I have this in my friend, Carissa.  I have this on a level unsurpassed by any other person I've met.  We hugged tight in her car as she pulled up to greet me at the airport.  She handed me fried chicken, we went to Taco Bell.  A relationship built on unashamed enjoyment of dollar menus and drive-throughs, stopping at a fast food restaurant is intrinsic to our friendship.  It's in the DNA of who we both have become together because there is no pretense, no need for customs and waiters.  We are happy to substitute a napkin for a shirt sleeve, we are happy to laugh at ourselves and who we have become.

After, we drove to her apartment, in a suburb of Philadelphia.  In a two-bed-two-bath, with high ceilings and broken bar stools.  I slept on the couch, the air conditioning turned on to combat the insidious humidity that unapologetically clings to your body like static.  There was no getting rid of the heat, and I was introduced to it in Philadelphia.

And the next morning, when I dropped Carissa off at work to have her car for the day, I stripped my sweaty shirt off and sat for a while in the parking lot of her complex, marveling at the greenery and the way birds sang higher notes.  Beads formed, breath shortened, and I followed the familiar zigzag of hallways that led to her doorstep.  I drank the rest of my gas station coffee and found every movement of mine echoing in her airy apartment.  I had time to think, to relax, to hear myself and my opinions.  I had time, for the first time in a long time.

So I cleaned her apartment.  I did the dishes and folded blankets.  I put laundry away and wiped my spit from the sink.  I did it because I wanted to show I loved her in a way she wouldn't expect.  I like to be kept busy, and I'm good at distracting myself from myself.  The echoes were almost too loud, they drowned out the birdcalls I loved so much.
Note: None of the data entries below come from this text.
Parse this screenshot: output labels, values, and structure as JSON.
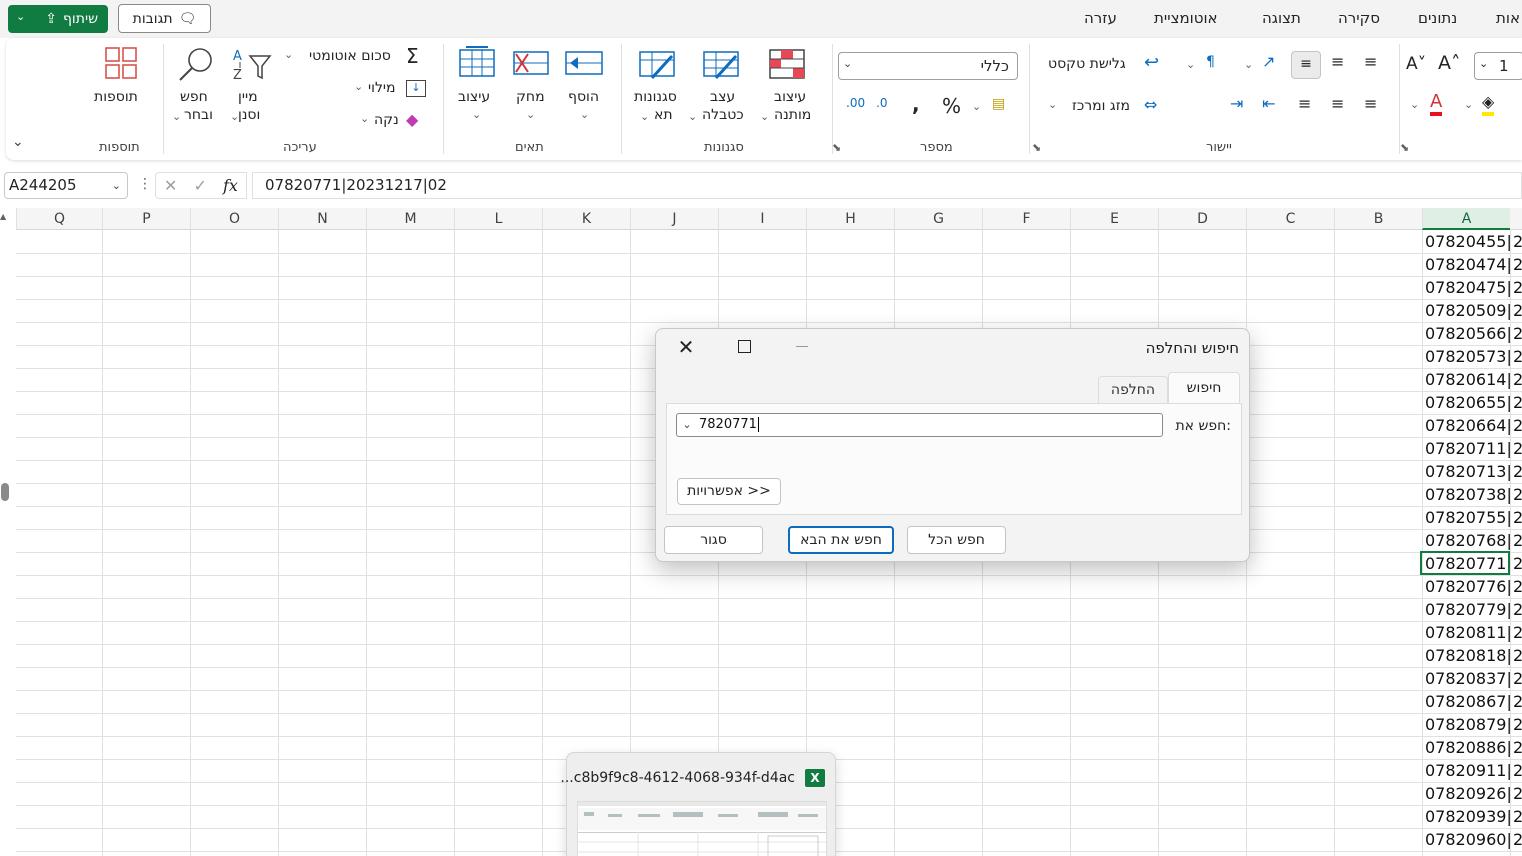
{
  "titlebar": {
    "share_label": "שיתוף",
    "comments_label": "תגובות",
    "tabs": [
      "עזרה",
      "אוטומציית",
      "תצוגה",
      "סקירה",
      "נתונים",
      "אות"
    ]
  },
  "ribbon": {
    "addins": {
      "button": "תוספות",
      "group": "תוספות"
    },
    "editing": {
      "group": "עריכה",
      "find_select": [
        "חפש",
        "ובחר"
      ],
      "sort_filter": [
        "מיין",
        "וסנן"
      ],
      "autosum": "סכום אוטומטי",
      "fill": "מילוי",
      "clear": "נקה"
    },
    "cells": {
      "group": "תאים",
      "format": "עיצוב",
      "delete": "מחק",
      "insert": "הוסף"
    },
    "styles": {
      "group": "סגנונות",
      "cell_styles": [
        "סגנונות",
        "תא"
      ],
      "format_as_table": [
        "עצב",
        "כטבלה"
      ],
      "conditional": [
        "עיצוב",
        "מותנה"
      ]
    },
    "number": {
      "group": "מספר",
      "format_value": "כללי"
    },
    "alignment": {
      "group": "יישור",
      "wrap_text": "גלישת טקסט",
      "merge_center": "מזג ומרכז"
    },
    "font_size": "1"
  },
  "formula_bar": {
    "name_box": "A244205",
    "formula": "07820771|20231217|02"
  },
  "grid": {
    "columns": [
      "Q",
      "P",
      "O",
      "N",
      "M",
      "L",
      "K",
      "J",
      "I",
      "H",
      "G",
      "F",
      "E",
      "D",
      "C",
      "B",
      "A"
    ],
    "col_a_values": [
      "07820455|",
      "07820474|",
      "07820475|",
      "07820509|",
      "07820566|",
      "07820573|",
      "07820614|",
      "07820655|",
      "07820664|",
      "07820711|",
      "07820713|",
      "07820738|",
      "07820755|",
      "07820768|",
      "07820771|",
      "07820776|",
      "07820779|",
      "07820811|",
      "07820818|",
      "07820837|",
      "07820867|",
      "07820879|",
      "07820886|",
      "07820911|",
      "07820926|",
      "07820939|",
      "07820960|"
    ],
    "col_b_prefix": "2",
    "active_row_index": 14
  },
  "find_dialog": {
    "title": "חיפוש והחלפה",
    "tab_find": "חיפוש",
    "tab_replace": "החלפה",
    "find_label": "חפש את:",
    "find_value": "7820771",
    "options_button": "אפשרויות >>",
    "find_all": "חפש הכל",
    "find_next": "חפש את הבא",
    "close": "סגור"
  },
  "taskbar_preview": {
    "title": "...c8b9f9c8-4612-4068-934f-d4ac"
  },
  "colors": {
    "accent": "#107c41",
    "focus": "#0f6cbd"
  }
}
When it was time to pick up Carissa, we headed towards Richmond, Virginia, the overnight stop on our way to Pinetops, North Carolina.  We shot down lanes, followed banks and rivers.  We covered more mileage in the Chesapeake Bay Watershed than I had in years.  We stocked up on snacks, and stopped once to buy lottery tickets outside of Baltimore.  Carissa drove the whole way and I watched her lips move in the cold blue hues of her dashboard as we sang along to the radio.  It was a night when the water made the air cold and we fogged up the windows from laughing at ourselves.

We checked into a Microtel that had bulletproof glass and slept in a queen-sized bed, waking up five hours later to pull into my brother's driveway by nine the next morning.